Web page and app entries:

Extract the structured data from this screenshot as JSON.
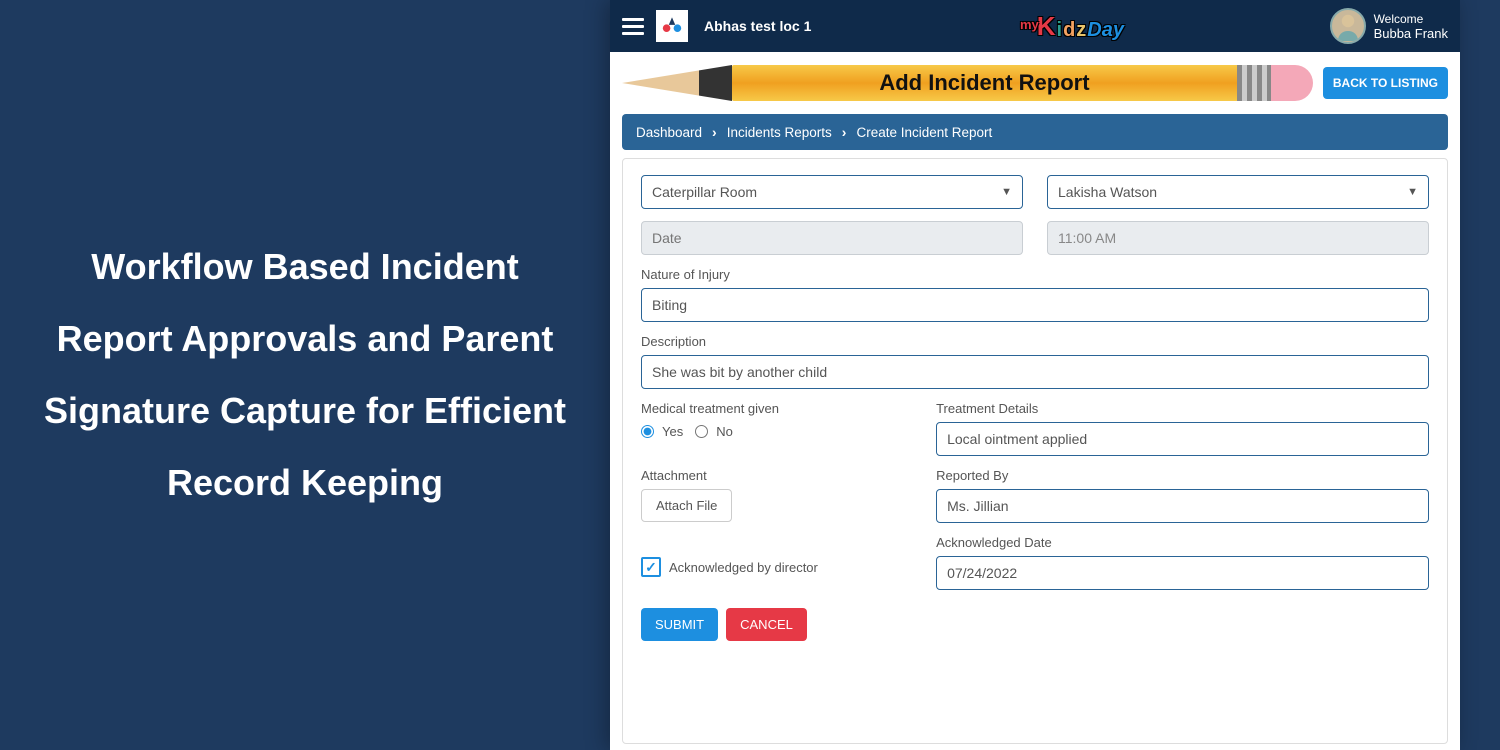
{
  "marketing": {
    "headline": "Workflow Based Incident Report Approvals and Parent Signature Capture for Efficient Record Keeping"
  },
  "header": {
    "location_name": "Abhas test loc 1",
    "brand_my": "my",
    "brand_kidzday": "KidzDay",
    "welcome_label": "Welcome",
    "user_name": "Bubba Frank"
  },
  "banner": {
    "title": "Add Incident Report",
    "back_label": "BACK TO LISTING"
  },
  "breadcrumb": {
    "items": [
      "Dashboard",
      "Incidents Reports",
      "Create Incident Report"
    ]
  },
  "form": {
    "room_select": "Caterpillar Room",
    "child_select": "Lakisha Watson",
    "date_placeholder": "Date",
    "time_value": "11:00 AM",
    "nature_label": "Nature of Injury",
    "nature_value": "Biting",
    "description_label": "Description",
    "description_value": "She was bit by another child",
    "medical_label": "Medical treatment given",
    "medical_yes": "Yes",
    "medical_no": "No",
    "medical_selected": "yes",
    "treatment_label": "Treatment Details",
    "treatment_value": "Local ointment applied",
    "attachment_label": "Attachment",
    "attach_button": "Attach File",
    "reported_label": "Reported By",
    "reported_value": "Ms. Jillian",
    "ack_label": "Acknowledged by director",
    "ack_checked": true,
    "ack_date_label": "Acknowledged Date",
    "ack_date_value": "07/24/2022",
    "submit_label": "SUBMIT",
    "cancel_label": "CANCEL"
  }
}
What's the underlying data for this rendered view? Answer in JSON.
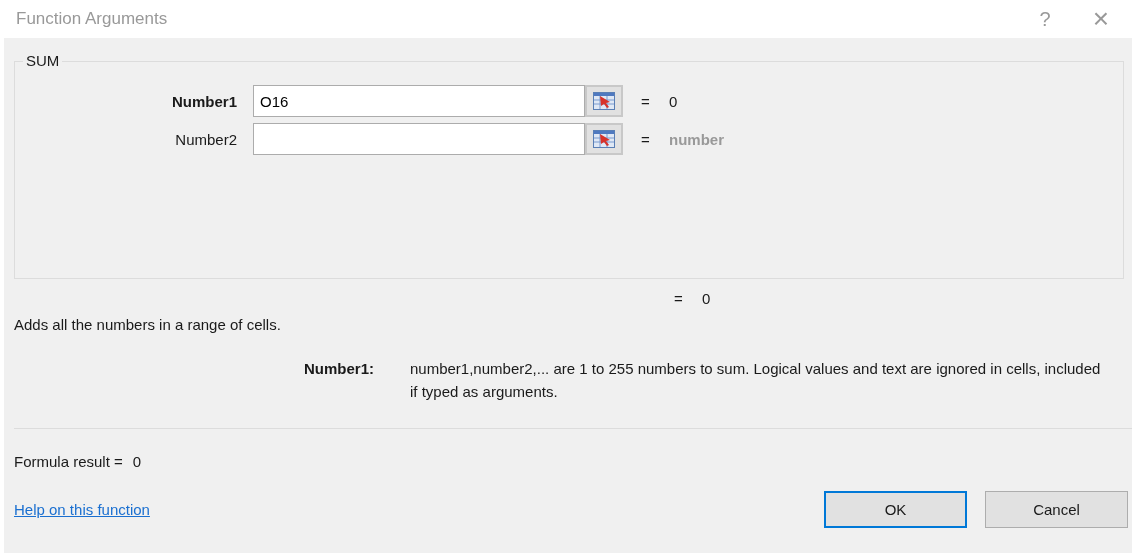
{
  "window": {
    "title": "Function Arguments",
    "help_glyph": "?",
    "close_glyph": "×"
  },
  "function": {
    "name": "SUM",
    "arguments": [
      {
        "label": "Number1",
        "required": true,
        "value": "O16",
        "result": "=",
        "result_value": "0",
        "dimmed": false
      },
      {
        "label": "Number2",
        "required": false,
        "result": "=",
        "result_value": "number",
        "dimmed": true
      }
    ]
  },
  "result": {
    "equals": "=",
    "value": "0"
  },
  "description": "Adds all the numbers in a range of cells.",
  "argument_help": {
    "label": "Number1:",
    "text": "number1,number2,... are 1 to 255 numbers to sum. Logical values and text are ignored in cells, included if typed as arguments."
  },
  "formula_result": {
    "label": "Formula result =",
    "value": "0"
  },
  "help_link": "Help on this function",
  "buttons": [
    {
      "label": "OK",
      "default": true
    },
    {
      "label": "Cancel",
      "default": false
    }
  ]
}
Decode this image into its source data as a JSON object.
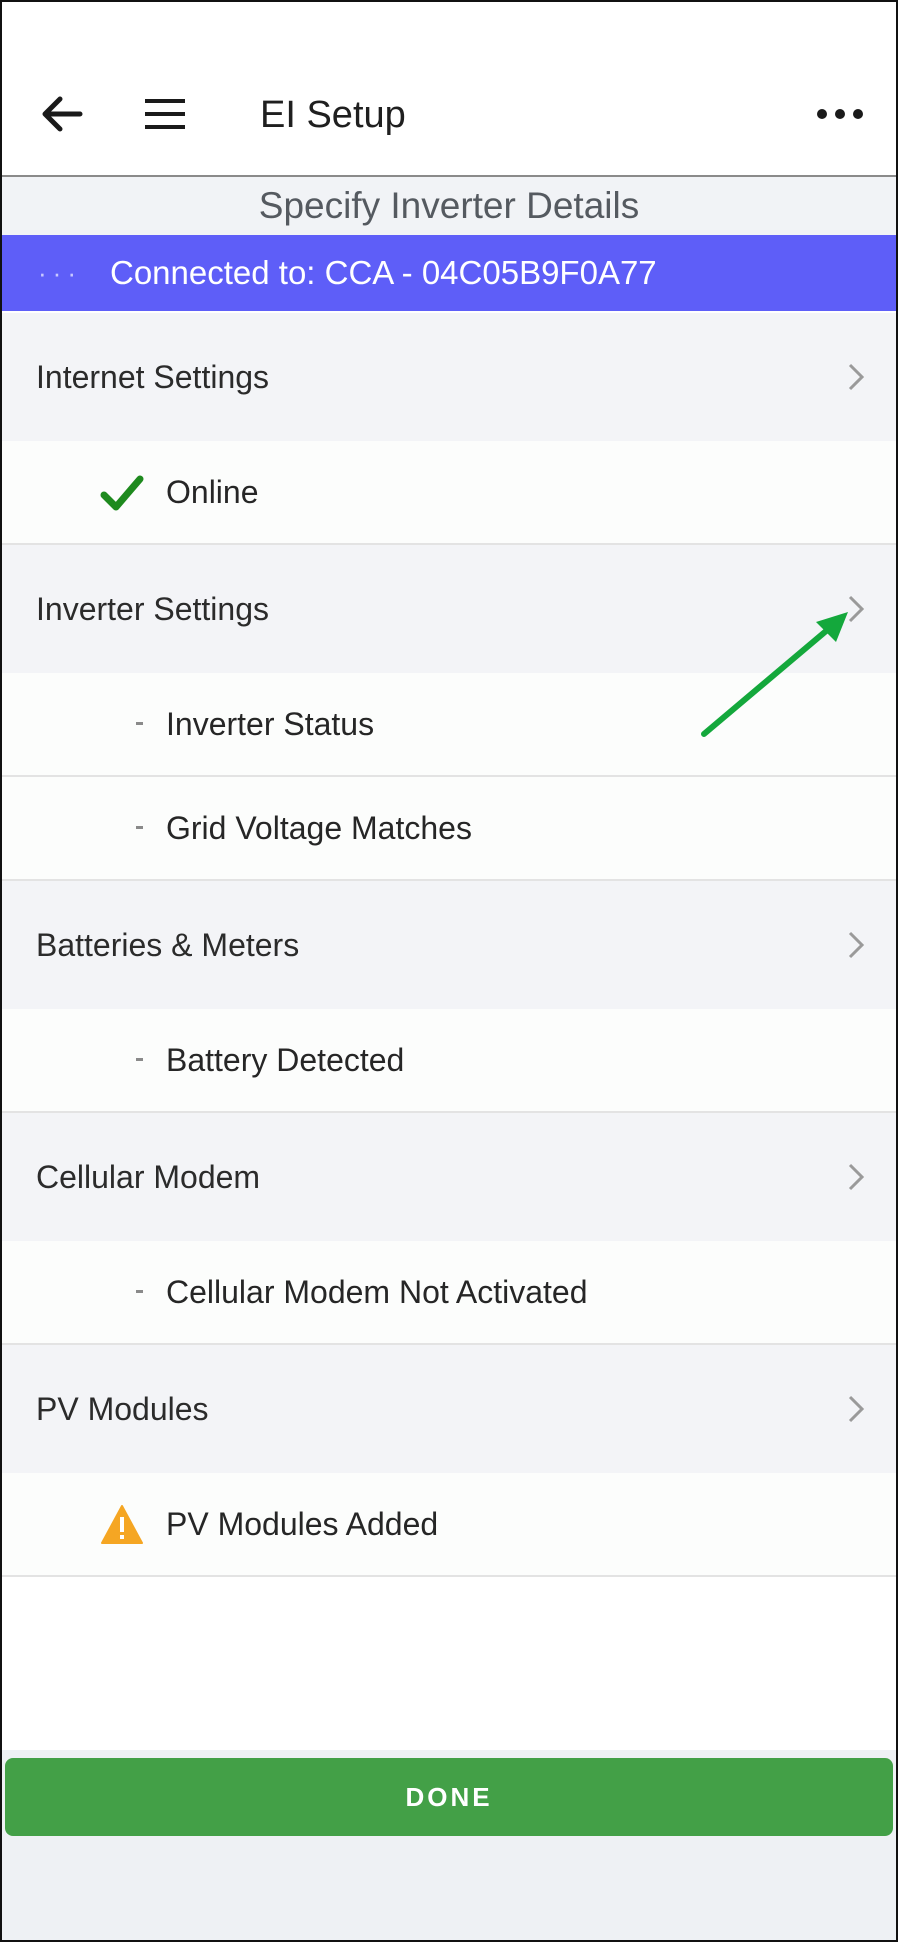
{
  "header": {
    "title": "EI Setup",
    "back_icon": "arrow-left-icon",
    "menu_icon": "hamburger-menu-icon",
    "more_icon": "more-horizontal-icon"
  },
  "subheader": {
    "title": "Specify Inverter Details"
  },
  "connection": {
    "dots": "···",
    "text": "Connected to: CCA - 04C05B9F0A77",
    "color": "#5e5ef8"
  },
  "sections": [
    {
      "label": "Internet Settings",
      "items": [
        {
          "label": "Online",
          "status": "success"
        }
      ]
    },
    {
      "label": "Inverter Settings",
      "items": [
        {
          "label": "Inverter Status",
          "status": "none"
        },
        {
          "label": "Grid Voltage Matches",
          "status": "none"
        }
      ]
    },
    {
      "label": "Batteries & Meters",
      "items": [
        {
          "label": "Battery Detected",
          "status": "none"
        }
      ]
    },
    {
      "label": "Cellular Modem",
      "items": [
        {
          "label": "Cellular Modem Not Activated",
          "status": "none"
        }
      ]
    },
    {
      "label": "PV Modules",
      "items": [
        {
          "label": "PV Modules Added",
          "status": "warning"
        }
      ]
    }
  ],
  "done": {
    "label": "DONE",
    "color": "#43a047"
  },
  "colors": {
    "success": "#1e8a1e",
    "warning": "#f5a623",
    "annotation_arrow": "#14a83c"
  }
}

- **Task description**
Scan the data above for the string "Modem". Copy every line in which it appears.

- **Solution to this task**
      "label": "Cellular Modem",
          "label": "Cellular Modem Not Activated",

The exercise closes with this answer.